    You can read this book at:


    Life in a Country Manse about 1720

    IN a pocket book of homely and homemade appearance clad in a cover made doubtless from the skin of one of his own flock—ovine not human—Mr. James Laurie, the minister of Kirkmichael has noted down from the years 1711 to 1732 memoranda of his income and expenses, his bonds, his bills, drugs he used, wages he paid, crops he reaped, books he bought, bargains he made. For twenty frugal years this venerable little note-book served him, and after the lapse of 180 years it may also serve us; for it affords glimpses of the quaint quiet rural life of Scotland in the early part of the eighteenth century.

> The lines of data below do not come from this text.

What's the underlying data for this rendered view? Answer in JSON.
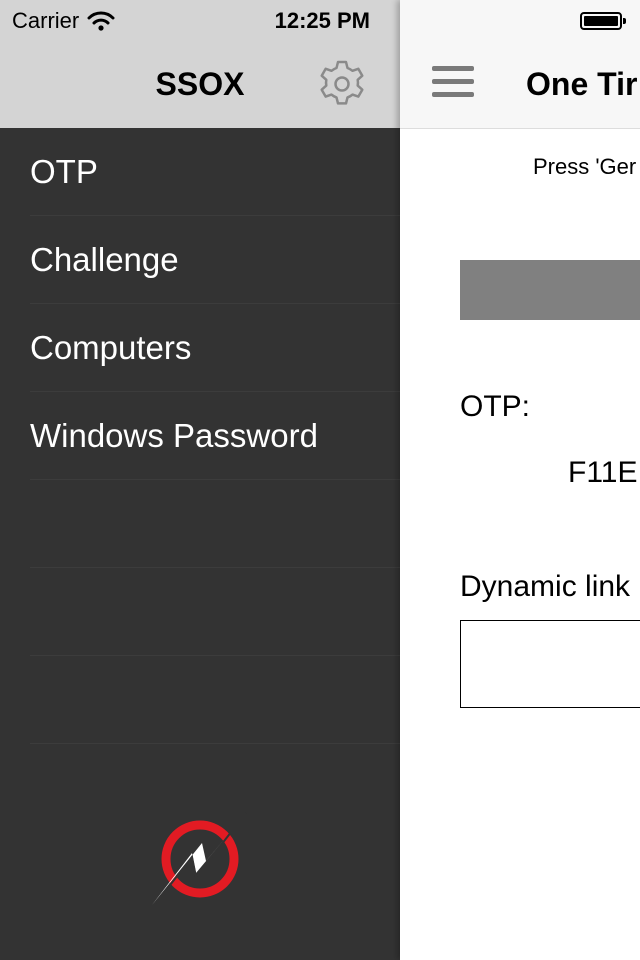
{
  "status_bar": {
    "carrier": "Carrier",
    "time": "12:25 PM"
  },
  "drawer": {
    "title": "SSOX",
    "header_icon": "gear-icon",
    "menu_items": [
      {
        "label": "OTP"
      },
      {
        "label": "Challenge"
      },
      {
        "label": "Computers"
      },
      {
        "label": "Windows Password"
      }
    ],
    "logo_icon": "ssox-logo"
  },
  "content": {
    "nav_icon": "hamburger-menu-icon",
    "title": "One Tir",
    "instruction": "Press 'Ger",
    "otp_label": "OTP:",
    "otp_value": "F11E",
    "dynamic_link_label": "Dynamic link"
  },
  "colors": {
    "drawer_bg": "#333333",
    "drawer_header_bg": "#d4d4d4",
    "button_bg": "#808080",
    "logo_red": "#e21b23"
  }
}
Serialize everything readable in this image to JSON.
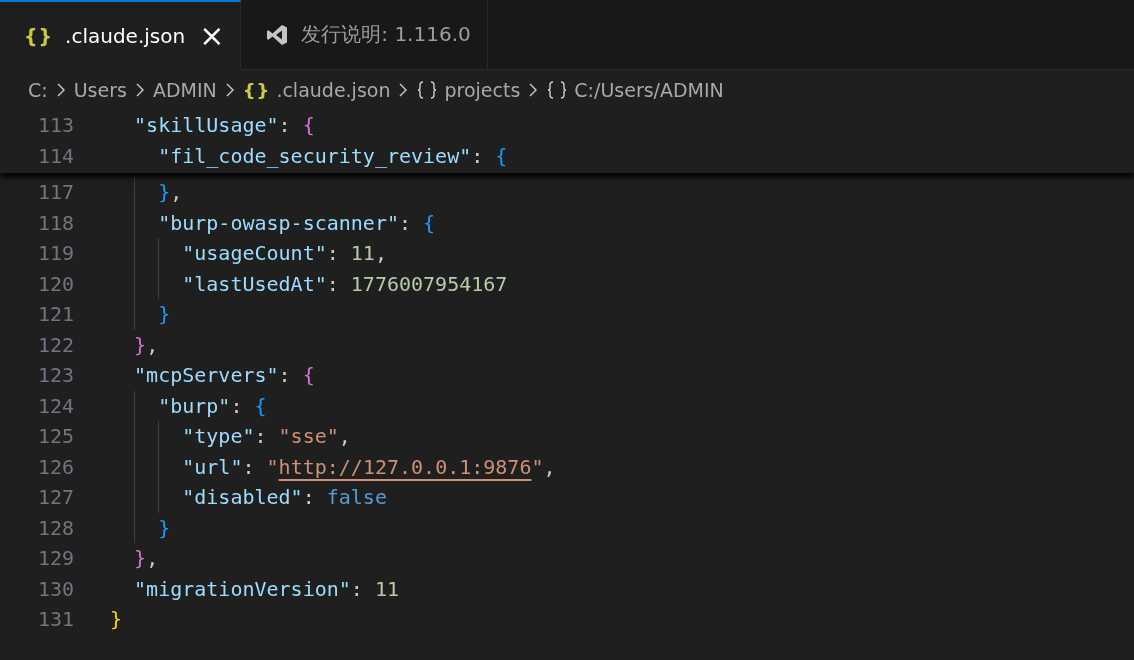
{
  "tabs": [
    {
      "label": ".claude.json",
      "kind": "json",
      "glyph": "{}",
      "selected": true,
      "close": "×"
    },
    {
      "label": "发行说明: 1.116.0",
      "kind": "release-notes",
      "selected": false
    }
  ],
  "breadcrumbs": [
    {
      "label": "C:",
      "kind": "folder"
    },
    {
      "label": "Users",
      "kind": "folder"
    },
    {
      "label": "ADMIN",
      "kind": "folder"
    },
    {
      "label": ".claude.json",
      "kind": "json",
      "glyph": "{}"
    },
    {
      "label": "projects",
      "kind": "object"
    },
    {
      "label": "C:/Users/ADMIN",
      "kind": "object"
    }
  ],
  "sticky_lines": [
    [
      {
        "number": "113",
        "tokens": [
          {
            "kind": "key",
            "text": "\"skillUsage\""
          },
          {
            "kind": "punct",
            "text": ": "
          },
          {
            "kind": "brace",
            "text": "{",
            "color": "#da70d6"
          }
        ]
      },
      [
        {
          "number": "114",
          "tokens": [
            {
              "kind": "key",
              "text": "\"fil_code_security_review\""
            },
            {
              "kind": "punct",
              "text": ": "
            },
            {
              "kind": "brace",
              "text": "{",
              "color": "#179fff"
            }
          ]
        }
      ]
    ]
  ],
  "lines": [
    [
      [
        {
          "number": "117",
          "tokens": [
            {
              "kind": "brace",
              "text": "}",
              "color": "#179fff"
            },
            {
              "kind": "punct",
              "text": ","
            }
          ]
        },
        {
          "number": "118",
          "tokens": [
            {
              "kind": "key",
              "text": "\"burp-owasp-scanner\""
            },
            {
              "kind": "punct",
              "text": ": "
            },
            {
              "kind": "brace",
              "text": "{",
              "color": "#179fff"
            }
          ]
        },
        [
          {
            "number": "119",
            "tokens": [
              {
                "kind": "key",
                "text": "\"usageCount\""
              },
              {
                "kind": "punct",
                "text": ": "
              },
              {
                "kind": "number",
                "text": "11"
              },
              {
                "kind": "punct",
                "text": ","
              }
            ]
          },
          {
            "number": "120",
            "tokens": [
              {
                "kind": "key",
                "text": "\"lastUsedAt\""
              },
              {
                "kind": "punct",
                "text": ": "
              },
              {
                "kind": "number",
                "text": "1776007954167"
              }
            ]
          }
        ],
        {
          "number": "121",
          "tokens": [
            {
              "kind": "brace",
              "text": "}",
              "color": "#179fff"
            }
          ]
        }
      ],
      {
        "number": "122",
        "tokens": [
          {
            "kind": "brace",
            "text": "}",
            "color": "#da70d6"
          },
          {
            "kind": "punct",
            "text": ","
          }
        ]
      },
      {
        "number": "123",
        "tokens": [
          {
            "kind": "key",
            "text": "\"mcpServers\""
          },
          {
            "kind": "punct",
            "text": ": "
          },
          {
            "kind": "brace",
            "text": "{",
            "color": "#da70d6"
          }
        ]
      },
      [
        {
          "number": "124",
          "tokens": [
            {
              "kind": "key",
              "text": "\"burp\""
            },
            {
              "kind": "punct",
              "text": ": "
            },
            {
              "kind": "brace",
              "text": "{",
              "color": "#179fff"
            }
          ]
        },
        [
          {
            "number": "125",
            "tokens": [
              {
                "kind": "key",
                "text": "\"type\""
              },
              {
                "kind": "punct",
                "text": ": "
              },
              {
                "kind": "string",
                "text": "\"sse\""
              },
              {
                "kind": "punct",
                "text": ","
              }
            ]
          },
          {
            "number": "126",
            "tokens": [
              {
                "kind": "key",
                "text": "\"url\""
              },
              {
                "kind": "punct",
                "text": ": "
              },
              {
                "kind": "string",
                "text": "\""
              },
              {
                "kind": "link",
                "text": "http://127.0.0.1:9876"
              },
              {
                "kind": "string",
                "text": "\""
              },
              {
                "kind": "punct",
                "text": ","
              }
            ]
          },
          {
            "number": "127",
            "tokens": [
              {
                "kind": "key",
                "text": "\"disabled\""
              },
              {
                "kind": "punct",
                "text": ": "
              },
              {
                "kind": "keyword",
                "text": "false"
              }
            ]
          }
        ],
        {
          "number": "128",
          "tokens": [
            {
              "kind": "brace",
              "text": "}",
              "color": "#179fff"
            }
          ]
        }
      ],
      {
        "number": "129",
        "tokens": [
          {
            "kind": "brace",
            "text": "}",
            "color": "#da70d6"
          },
          {
            "kind": "punct",
            "text": ","
          }
        ]
      },
      {
        "number": "130",
        "tokens": [
          {
            "kind": "key",
            "text": "\"migrationVersion\""
          },
          {
            "kind": "punct",
            "text": ": "
          },
          {
            "kind": "number",
            "text": "11"
          }
        ]
      }
    ],
    {
      "number": "131",
      "tokens": [
        {
          "kind": "brace",
          "text": "}",
          "color": "#ffd700"
        }
      ]
    }
  ]
}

    Kirkmichael, with a population of 700 souls, in those days was a remote parish through which ran tracks over the moors to Maybole and Ayr. There was no village then but only little clachans. There were stretches of heather and bog, in which forty years before covenanters had sought shelter from the malignant pursuers; there were pastures and lands reclaimed from the marshes, on which were grown poor grey oats and beer or barley, struggling for existence with thistles and wild mustard; there were the heather-covered hovels, in which the crofters lived in peat-reeked rooms or ‘spences,’ hardly divided from the ‘ben’ in which the cows and the poultry had a malodorous sleeping place. Here and there were the mansions of lairds which were sheltered by clumps of trees, which alone relieved the bare woodless landscape. These dwellings were mostly homely and unpretentious. Though there were one or two of more importance, such as Kirkmichael House, near to the manse, which an old writer describes ‘as desirable a dwelling in all the country having good gardens and orchards, the first in Carrick planted with peaches and apricocks.’ The manse, like most of the ministers’ dwellings of those days, would be thatched, with a kailyard in front, the narrow little windows half glazed, giving dim light through walls three feet thick to the low chambers and four rooms which were divided by wooden partitions. Here resided a family consisting of the minister and his wife (Mistress Ann Orr ‘that was,’), sister Betty, and four boys and three girls. Three women servants and a serving man, who slept over the byre, with a herd lassie completed the household.

    A stipend of 80 was not wealth beyond the dreams of avarice for the most frugal establishment. But even this income was hard to get. Some lairds are hard up, and they pay with difficulty the teinds of ‘white’ or silver money, or ‘victual,’ in oatmeal and bere; and sometimes three years pass by before the minister is fully paid up his due of meal or money. He takes horse to Dinduff, and there he gets counted out ‘three golden guineas and a banknote,’ but for the rest he is obliged to accept a bill, and some ‘precepts.’ From prosperous Sir John Ferguson of Kilkerran he gets in 1721 ‘nine pounds and 3 and 20 pence and four and a plack,’ which is supplemented by a bill. Impecuniosity being the badge of all their tribe, some of the heritor lairds adopt the plan of giving the minister their ‘precepts,’ or orders on their tenants who were to pay out of their rents the proportion of stipend allocated to their farms, and these men in turn put him off sometimes with a bill. To the farmers therefore the poor minister had to apply yearly for their shares of teinds, a few bolls meal from one, some pecks from another, and there were usually some firlots wanting when brought by grudging tenants to the door. The victual stipend arrived in sacks or creels on horseback—2 bolls forming the ‘load’ of a horse—and was deposited in the girnal at the back of the manse, with divisions to contain malt, meal, grey oats, white oats, beer and horse corn, which might get musty or eaten by rats before it was used, so that it was better to bargain for ‘white seed corn instead of meal.’

    Nor were the heritors more willing to keep the manse in repair than they are to keep its owner in money. The session or minister must look after it when it goes into decay, though the window panes are broken and the casements are rotten.

    You can read the full story at:


    And that's it for this week and hope you all have a great weekend.